  34. 34. • POINTS OF CONCERN: • The exact proportion of SCs required in ex vivo cultured LEC sheets is unclear and needs to be determined • Multiple transplantation may be required • The behaviour of LESCs following transplantation also needs to be elucidated • The inability to identify transplanted cells on the cornea of patients more than 9 months after treatment may indicate that long-term survival of transplanted cells is not essential, and that other mechanisms are responsible for the improvement of the epithelial phenotype SURGICAL OPTIONS
  35. 35. AMNIOTIC MEMBRANE TRANSPLANTATION • First used by Kim and Tseng in 1995 • For corneal surface reconstruction in a rabbit model of limbal stem cell deficiency • Also been used: • An alternative to conjunctival flaps in treating persistent and refractory corneal epithelial defects and ulceration • To create a limbal barrier in pterygium surgery • For conjunctival surface reconstruction following- • excision of tumours, scars and symblepharon
  36. 36. PLACENTAL ANATOMY Amnion lines the inner cavity of the placenta. 37
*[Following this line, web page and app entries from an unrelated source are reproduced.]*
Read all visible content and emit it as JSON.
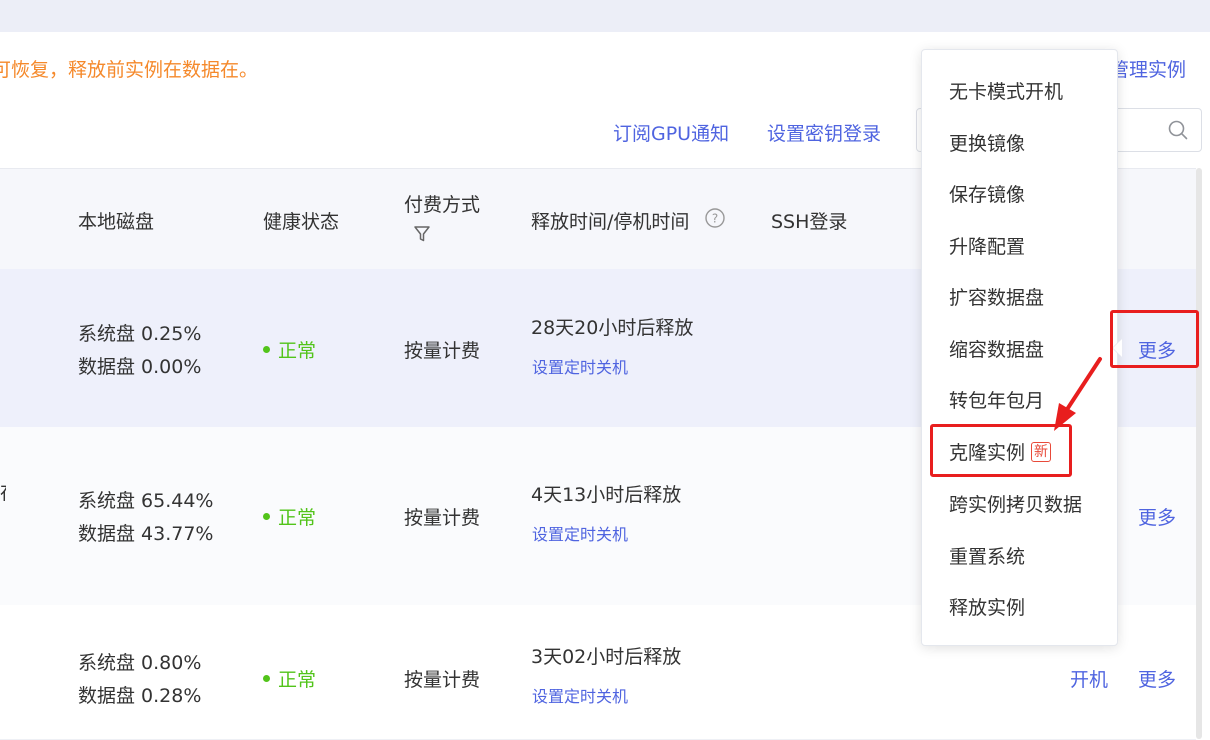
{
  "notice": {
    "text": "可恢复，释放前实例在数据在。"
  },
  "header": {
    "manage_link": "管理实例"
  },
  "toolbar": {
    "subscribe_gpu": "订阅GPU通知",
    "set_key_login": "设置密钥登录",
    "search": {
      "placeholder": ""
    }
  },
  "table": {
    "columns": {
      "local_disk": "本地磁盘",
      "health_status": "健康状态",
      "billing_line1": "付费方式",
      "release_time": "释放时间/停机时间",
      "ssh_login": "SSH登录"
    },
    "rows": [
      {
        "system_disk": "系统盘 0.25%",
        "data_disk": "数据盘 0.00%",
        "health": "正常",
        "billing": "按量计费",
        "release": "28天20小时后释放",
        "schedule_shutdown": "设置定时关机",
        "more": "更多"
      },
      {
        "edge_char": "存",
        "system_disk": "系统盘 65.44%",
        "data_disk": "数据盘 43.77%",
        "health": "正常",
        "billing": "按量计费",
        "release": "4天13小时后释放",
        "schedule_shutdown": "设置定时关机",
        "more": "更多"
      },
      {
        "system_disk": "系统盘 0.80%",
        "data_disk": "数据盘 0.28%",
        "health": "正常",
        "billing": "按量计费",
        "release": "3天02小时后释放",
        "schedule_shutdown": "设置定时关机",
        "power_on": "开机",
        "more": "更多"
      }
    ]
  },
  "dropdown": {
    "items": [
      "无卡模式开机",
      "更换镜像",
      "保存镜像",
      "升降配置",
      "扩容数据盘",
      "缩容数据盘",
      "转包年包月",
      "克隆实例",
      "跨实例拷贝数据",
      "重置系统",
      "释放实例"
    ],
    "new_badge": "新"
  },
  "colors": {
    "link": "#4f64e0",
    "warning": "#f5892b",
    "success": "#52c41a",
    "highlight": "#e81e1e"
  },
  "icons": {
    "search": "search-icon",
    "filter": "filter-icon",
    "help": "question-circle-icon"
  }
}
  37. 37. AMNIOTIC MEMBRANE • The innermost layer of the placenta • Amnion is a 0.2 mm to 0.5 mm five-layered membrane • Lacks nerves, lymphatics and blood vessels • Composed of three basic layers: • Epithelial monolayer • Thick basement membrane • Avascular, hypocellular stromal matrix
  38. 38. HISTOLOGY • Epithelium : single layer of cuboidal cells with large number of microvilli • Basement membrane • Histochemically it closely resembles conjunctiva • Fibroblast layer : thickest layer of the AM -- made up of a loose fibroblast network
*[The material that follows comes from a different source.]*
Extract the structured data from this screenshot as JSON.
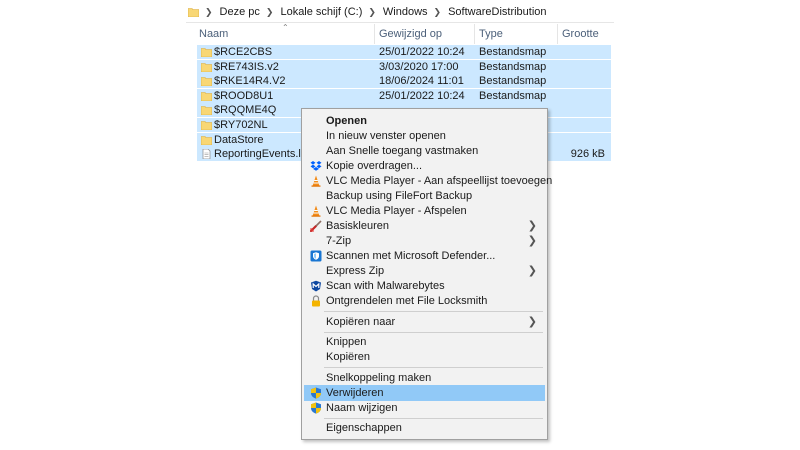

  39. 39. PROPERTIES OF AMNIOTIC MEMBRANE I. Promote epithelial cell migration, adhesion and differentiation II. Contains anti-angiogenic proteins, which inhibit neovascularization by inhibiting vascular endothelial cell growth III. Promote non-goblet cell differentiation of the conjunctival epithelium IV. Do not express HLA & does not cause any rejection reaction
  40. 40. V. Produces basic fibroblast, hepatocyte and transforming growth factor VI. Stromal matrix is rich in fetal hyaluronic acid -- suppresses TGF B signaling & proliferation of fibroblast VII. Suppresses expression of inflammatory cytokines : IL-1a, IL -2, IL-8, interferon γ, tumor necrosis factor-β & PDGF VIII. The AM attracts and sequesters inflammatory cells infiltrating the ocular surface IX. Basement membrane of AM has Type IV collagen and laminin : cell adhesion PROPERTIES OF AMNIOTIC MEMBRANE
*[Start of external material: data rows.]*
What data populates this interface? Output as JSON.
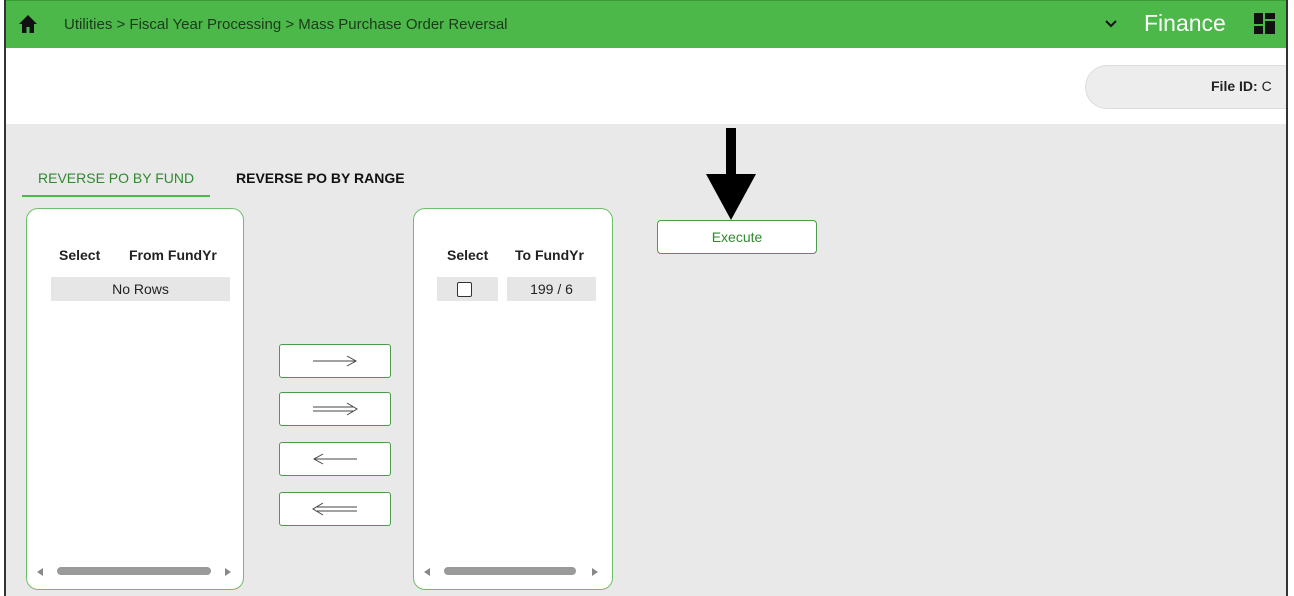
{
  "header": {
    "breadcrumb": "Utilities > Fiscal Year Processing > Mass Purchase Order Reversal",
    "app_name": "Finance",
    "bar_color": "#4cb84a",
    "icons": [
      "home-icon",
      "chevron-down-icon",
      "app-grid-icon"
    ]
  },
  "file_info": {
    "label": "File ID:",
    "value": "C"
  },
  "tabs": [
    {
      "label": "REVERSE PO BY FUND",
      "active": true
    },
    {
      "label": "REVERSE PO BY RANGE",
      "active": false
    }
  ],
  "left_table": {
    "columns": [
      "Select",
      "From FundYr"
    ],
    "empty_text": "No Rows"
  },
  "right_table": {
    "columns": [
      "Select",
      "To FundYr"
    ],
    "rows": [
      {
        "selected": false,
        "fund_yr": "199 / 6"
      }
    ]
  },
  "move_buttons": [
    {
      "name": "move-selected-right",
      "icon": "arrow-right-icon"
    },
    {
      "name": "move-all-right",
      "icon": "double-arrow-right-icon"
    },
    {
      "name": "move-selected-left",
      "icon": "arrow-left-icon"
    },
    {
      "name": "move-all-left",
      "icon": "double-arrow-left-icon"
    }
  ],
  "actions": {
    "execute_label": "Execute"
  },
  "accent_color": "#2f8a2f"
}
  41. 41. INDICATIONS OF AMT IN OCULAR SURGERY • Conjunctival surface reconstruction Pterygium surgery Chemical burns Cicatrizing conjunctivitis Ocular surface squamous neoplasia (OSSN) Leaking blebs Filtering surgery Fornix formation Corneal surface reconstruction Non-healing stromal ulcers LSCD Bullous keratopathy
  42. 42. AMNIOTIC MEMBRANE GRAFT (AMG) • Amniotic membrane is obtained from prospective donors undergoing Caesarean section • Strict asepsis • Screening for communicable diseases HIV, hepatitis,syphilis and human T cell leukemia virus
  44. 44. AMNION ON NITROCELLULOSE PAPER 45 Multiple pieces of AMT from one donor
  45. 45. SUTURE LESS AMG  Prokera 11 : AM attached to a soft contact lens- sized conformer ( PMMA/ polycarbonate) – 15mm diameter for easy insertion 11.Kheirkhah A ,Johnson DA et al. Temporary sutureless amniotic membrane patch for acute alkaline burns. Arch Ophthalmol. 2008 Aug;126(8):1059-66. 12. Casas V, Raju VK et al. Sutureless amniotic membrane transplantation for partial limbal stem cell deficiency . Am J Ophthalmol. 2008 May;145(5):787-94.
  46. 46. RECENT ADVANCES • ALTERNATIVE SOURCES OF AUTOLOGOUS STEM CELLS • Oral mucosa: • Potential advantages- • The cells are autologous- no risk of immune mediated rejection- immuosuppression is not required • Theoretical disadvantage - • In treatment of autoimmune diseases (such as OCP) is that the oral and ocular mucosa may both secrete a common basement membrane target antigen